TASK BRIEF:
Your answer must consist of the records below, reproduced exactly, with every picture removed.

Data records for software interfaces
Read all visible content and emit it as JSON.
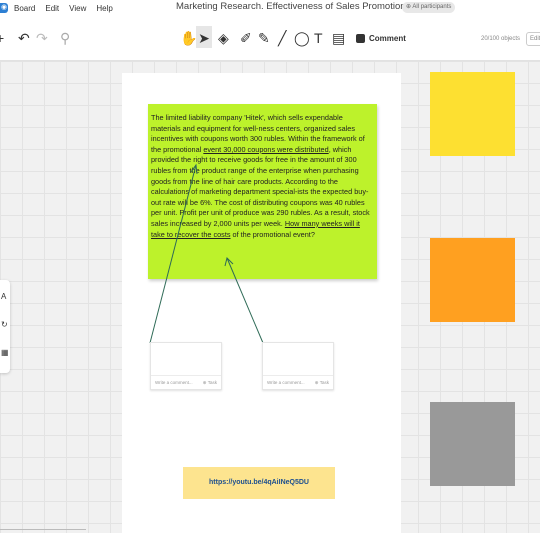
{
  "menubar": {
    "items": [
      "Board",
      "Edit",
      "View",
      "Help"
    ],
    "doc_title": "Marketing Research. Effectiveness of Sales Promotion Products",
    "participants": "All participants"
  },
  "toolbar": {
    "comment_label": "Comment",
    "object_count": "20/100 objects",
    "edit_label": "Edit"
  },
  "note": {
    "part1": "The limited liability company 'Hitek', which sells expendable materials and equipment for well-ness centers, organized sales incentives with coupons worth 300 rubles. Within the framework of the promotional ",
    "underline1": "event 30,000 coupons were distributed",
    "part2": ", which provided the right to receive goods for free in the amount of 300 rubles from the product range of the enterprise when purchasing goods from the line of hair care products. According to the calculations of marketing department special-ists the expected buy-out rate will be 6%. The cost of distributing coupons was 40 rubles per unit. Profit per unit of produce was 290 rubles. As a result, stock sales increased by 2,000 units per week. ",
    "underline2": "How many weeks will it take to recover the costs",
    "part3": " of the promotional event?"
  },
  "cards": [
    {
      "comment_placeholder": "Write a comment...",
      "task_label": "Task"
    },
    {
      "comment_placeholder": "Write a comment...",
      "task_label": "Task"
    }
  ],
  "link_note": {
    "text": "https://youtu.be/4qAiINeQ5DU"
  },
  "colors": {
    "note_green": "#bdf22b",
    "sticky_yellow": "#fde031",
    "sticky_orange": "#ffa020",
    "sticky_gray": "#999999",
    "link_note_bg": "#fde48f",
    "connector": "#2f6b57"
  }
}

ANSWER TO THE PROBLEM:
Read all visible content and emit it as JSON.
{
  "menubar": {
    "items": [
      "Board",
      "Edit",
      "View",
      "Help"
    ],
    "doc_title": "Marketing Research. Effectiveness of Sales Promotion Products",
    "participants": "All participants"
  },
  "toolbar": {
    "comment_label": "Comment",
    "object_count": "20/100 objects",
    "edit_label": "Edit"
  },
  "note": {
    "part1": "The limited liability company 'Hitek', which sells expendable materials and equipment for well-ness centers, organized sales incentives with coupons worth 300 rubles. Within the framework of the promotional ",
    "underline1": "event 30,000 coupons were distributed",
    "part2": ", which provided the right to receive goods for free in the amount of 300 rubles from the product range of the enterprise when purchasing goods from the line of hair care products. According to the calculations of marketing department special-ists the expected buy-out rate will be 6%. The cost of distributing coupons was 40 rubles per unit. Profit per unit of produce was 290 rubles. As a result, stock sales increased by 2,000 units per week. ",
    "underline2": "How many weeks will it take to recover the costs",
    "part3": " of the promotional event?"
  },
  "cards": [
    {
      "comment_placeholder": "Write a comment...",
      "task_label": "Task"
    },
    {
      "comment_placeholder": "Write a comment...",
      "task_label": "Task"
    }
  ],
  "link_note": {
    "text": "https://youtu.be/4qAiINeQ5DU"
  },
  "colors": {
    "note_green": "#bdf22b",
    "sticky_yellow": "#fde031",
    "sticky_orange": "#ffa020",
    "sticky_gray": "#999999",
    "link_note_bg": "#fde48f",
    "connector": "#2f6b57"
  }
}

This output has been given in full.